Exercise details => Give the listing again in full and exactly, apart from its pictures.
[[ Supplied records open ]]
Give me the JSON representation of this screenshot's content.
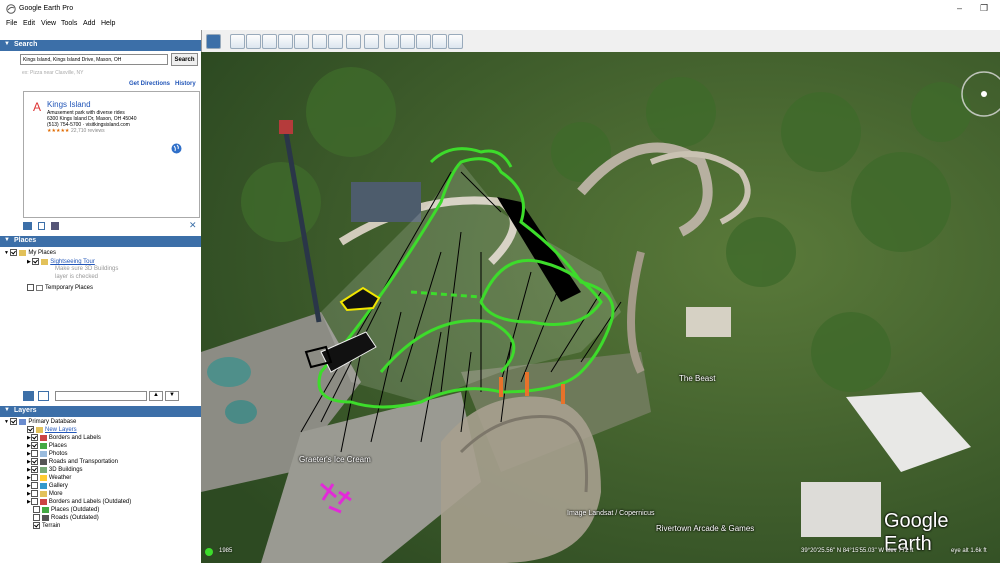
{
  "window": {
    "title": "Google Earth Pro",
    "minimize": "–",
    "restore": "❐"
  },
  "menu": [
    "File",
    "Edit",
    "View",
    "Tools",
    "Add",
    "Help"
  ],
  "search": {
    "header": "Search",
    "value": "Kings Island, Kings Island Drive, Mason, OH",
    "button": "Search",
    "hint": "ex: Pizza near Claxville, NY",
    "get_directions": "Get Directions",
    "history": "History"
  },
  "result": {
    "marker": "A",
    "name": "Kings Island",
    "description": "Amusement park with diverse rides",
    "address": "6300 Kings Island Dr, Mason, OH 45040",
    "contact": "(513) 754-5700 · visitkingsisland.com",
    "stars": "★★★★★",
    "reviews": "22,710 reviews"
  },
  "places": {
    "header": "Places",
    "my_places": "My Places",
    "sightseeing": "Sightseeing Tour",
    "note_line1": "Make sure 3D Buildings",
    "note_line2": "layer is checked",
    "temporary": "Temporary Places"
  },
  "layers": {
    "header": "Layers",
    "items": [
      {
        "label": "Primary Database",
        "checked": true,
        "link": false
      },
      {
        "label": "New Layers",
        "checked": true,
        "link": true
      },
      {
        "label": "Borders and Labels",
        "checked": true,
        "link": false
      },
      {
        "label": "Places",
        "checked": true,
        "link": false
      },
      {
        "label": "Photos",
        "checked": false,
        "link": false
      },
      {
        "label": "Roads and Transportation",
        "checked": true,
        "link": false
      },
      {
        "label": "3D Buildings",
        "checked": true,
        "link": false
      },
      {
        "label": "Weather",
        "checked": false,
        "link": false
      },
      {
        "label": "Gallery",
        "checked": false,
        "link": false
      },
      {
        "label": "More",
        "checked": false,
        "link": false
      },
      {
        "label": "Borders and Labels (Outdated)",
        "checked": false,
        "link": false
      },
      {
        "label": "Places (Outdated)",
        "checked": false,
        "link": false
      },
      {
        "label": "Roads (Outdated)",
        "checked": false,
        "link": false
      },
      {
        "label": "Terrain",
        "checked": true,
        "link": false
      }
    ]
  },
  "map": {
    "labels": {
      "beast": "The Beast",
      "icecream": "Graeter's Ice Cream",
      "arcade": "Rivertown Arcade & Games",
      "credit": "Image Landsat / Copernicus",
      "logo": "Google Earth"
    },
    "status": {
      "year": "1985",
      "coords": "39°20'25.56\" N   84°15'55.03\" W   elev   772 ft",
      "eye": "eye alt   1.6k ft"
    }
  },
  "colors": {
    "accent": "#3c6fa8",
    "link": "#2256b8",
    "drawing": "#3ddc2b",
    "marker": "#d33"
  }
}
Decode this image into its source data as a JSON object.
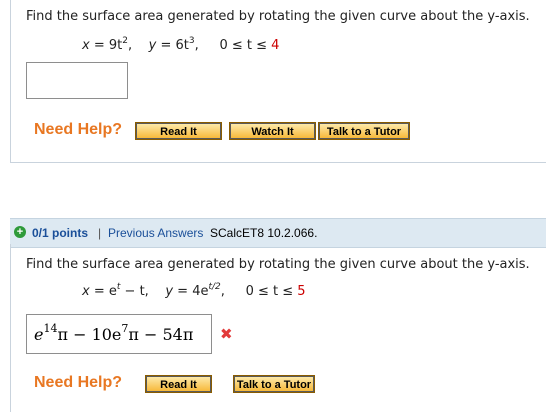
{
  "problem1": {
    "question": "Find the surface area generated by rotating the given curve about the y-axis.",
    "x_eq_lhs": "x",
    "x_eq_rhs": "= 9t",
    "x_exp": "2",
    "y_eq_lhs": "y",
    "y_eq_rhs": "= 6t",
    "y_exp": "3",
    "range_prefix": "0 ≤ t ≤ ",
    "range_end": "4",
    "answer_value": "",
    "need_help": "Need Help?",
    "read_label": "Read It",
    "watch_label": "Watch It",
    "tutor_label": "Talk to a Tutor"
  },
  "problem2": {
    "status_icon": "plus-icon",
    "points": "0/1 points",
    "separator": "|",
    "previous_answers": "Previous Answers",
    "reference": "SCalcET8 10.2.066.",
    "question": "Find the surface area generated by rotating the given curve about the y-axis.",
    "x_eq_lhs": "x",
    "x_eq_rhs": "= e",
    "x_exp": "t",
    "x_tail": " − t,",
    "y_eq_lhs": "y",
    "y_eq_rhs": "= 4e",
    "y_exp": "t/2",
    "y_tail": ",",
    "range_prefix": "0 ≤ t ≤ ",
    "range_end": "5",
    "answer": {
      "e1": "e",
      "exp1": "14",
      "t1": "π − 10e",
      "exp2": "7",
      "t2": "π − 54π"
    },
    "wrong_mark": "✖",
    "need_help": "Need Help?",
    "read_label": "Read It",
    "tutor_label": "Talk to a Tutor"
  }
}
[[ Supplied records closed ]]
Solution to the exercise =>
Give me the JSON representation of this screenshot's content.
{
  "window": {
    "title": "Google Earth Pro",
    "minimize": "–",
    "restore": "❐"
  },
  "menu": [
    "File",
    "Edit",
    "View",
    "Tools",
    "Add",
    "Help"
  ],
  "search": {
    "header": "Search",
    "value": "Kings Island, Kings Island Drive, Mason, OH",
    "button": "Search",
    "hint": "ex: Pizza near Claxville, NY",
    "get_directions": "Get Directions",
    "history": "History"
  },
  "result": {
    "marker": "A",
    "name": "Kings Island",
    "description": "Amusement park with diverse rides",
    "address": "6300 Kings Island Dr, Mason, OH 45040",
    "contact": "(513) 754-5700 · visitkingsisland.com",
    "stars": "★★★★★",
    "reviews": "22,710 reviews"
  },
  "places": {
    "header": "Places",
    "my_places": "My Places",
    "sightseeing": "Sightseeing Tour",
    "note_line1": "Make sure 3D Buildings",
    "note_line2": "layer is checked",
    "temporary": "Temporary Places"
  },
  "layers": {
    "header": "Layers",
    "items": [
      {
        "label": "Primary Database",
        "checked": true,
        "link": false
      },
      {
        "label": "New Layers",
        "checked": true,
        "link": true
      },
      {
        "label": "Borders and Labels",
        "checked": true,
        "link": false
      },
      {
        "label": "Places",
        "checked": true,
        "link": false
      },
      {
        "label": "Photos",
        "checked": false,
        "link": false
      },
      {
        "label": "Roads and Transportation",
        "checked": true,
        "link": false
      },
      {
        "label": "3D Buildings",
        "checked": true,
        "link": false
      },
      {
        "label": "Weather",
        "checked": false,
        "link": false
      },
      {
        "label": "Gallery",
        "checked": false,
        "link": false
      },
      {
        "label": "More",
        "checked": false,
        "link": false
      },
      {
        "label": "Borders and Labels (Outdated)",
        "checked": false,
        "link": false
      },
      {
        "label": "Places (Outdated)",
        "checked": false,
        "link": false
      },
      {
        "label": "Roads (Outdated)",
        "checked": false,
        "link": false
      },
      {
        "label": "Terrain",
        "checked": true,
        "link": false
      }
    ]
  },
  "map": {
    "labels": {
      "beast": "The Beast",
      "icecream": "Graeter's Ice Cream",
      "arcade": "Rivertown Arcade & Games",
      "credit": "Image Landsat / Copernicus",
      "logo": "Google Earth"
    },
    "status": {
      "year": "1985",
      "coords": "39°20'25.56\" N   84°15'55.03\" W   elev   772 ft",
      "eye": "eye alt   1.6k ft"
    }
  },
  "colors": {
    "accent": "#3c6fa8",
    "link": "#2256b8",
    "drawing": "#3ddc2b",
    "marker": "#d33"
  }
}
Decode this image into its source data as a JSON object.
{
  "problem1": {
    "question": "Find the surface area generated by rotating the given curve about the y-axis.",
    "x_eq_lhs": "x",
    "x_eq_rhs": "= 9t",
    "x_exp": "2",
    "y_eq_lhs": "y",
    "y_eq_rhs": "= 6t",
    "y_exp": "3",
    "range_prefix": "0 ≤ t ≤ ",
    "range_end": "4",
    "answer_value": "",
    "need_help": "Need Help?",
    "read_label": "Read It",
    "watch_label": "Watch It",
    "tutor_label": "Talk to a Tutor"
  },
  "problem2": {
    "status_icon": "plus-icon",
    "points": "0/1 points",
    "separator": "|",
    "previous_answers": "Previous Answers",
    "reference": "SCalcET8 10.2.066.",
    "question": "Find the surface area generated by rotating the given curve about the y-axis.",
    "x_eq_lhs": "x",
    "x_eq_rhs": "= e",
    "x_exp": "t",
    "x_tail": " − t,",
    "y_eq_lhs": "y",
    "y_eq_rhs": "= 4e",
    "y_exp": "t/2",
    "y_tail": ",",
    "range_prefix": "0 ≤ t ≤ ",
    "range_end": "5",
    "answer": {
      "e1": "e",
      "exp1": "14",
      "t1": "π − 10e",
      "exp2": "7",
      "t2": "π − 54π"
    },
    "wrong_mark": "✖",
    "need_help": "Need Help?",
    "read_label": "Read It",
    "tutor_label": "Talk to a Tutor"
  }
}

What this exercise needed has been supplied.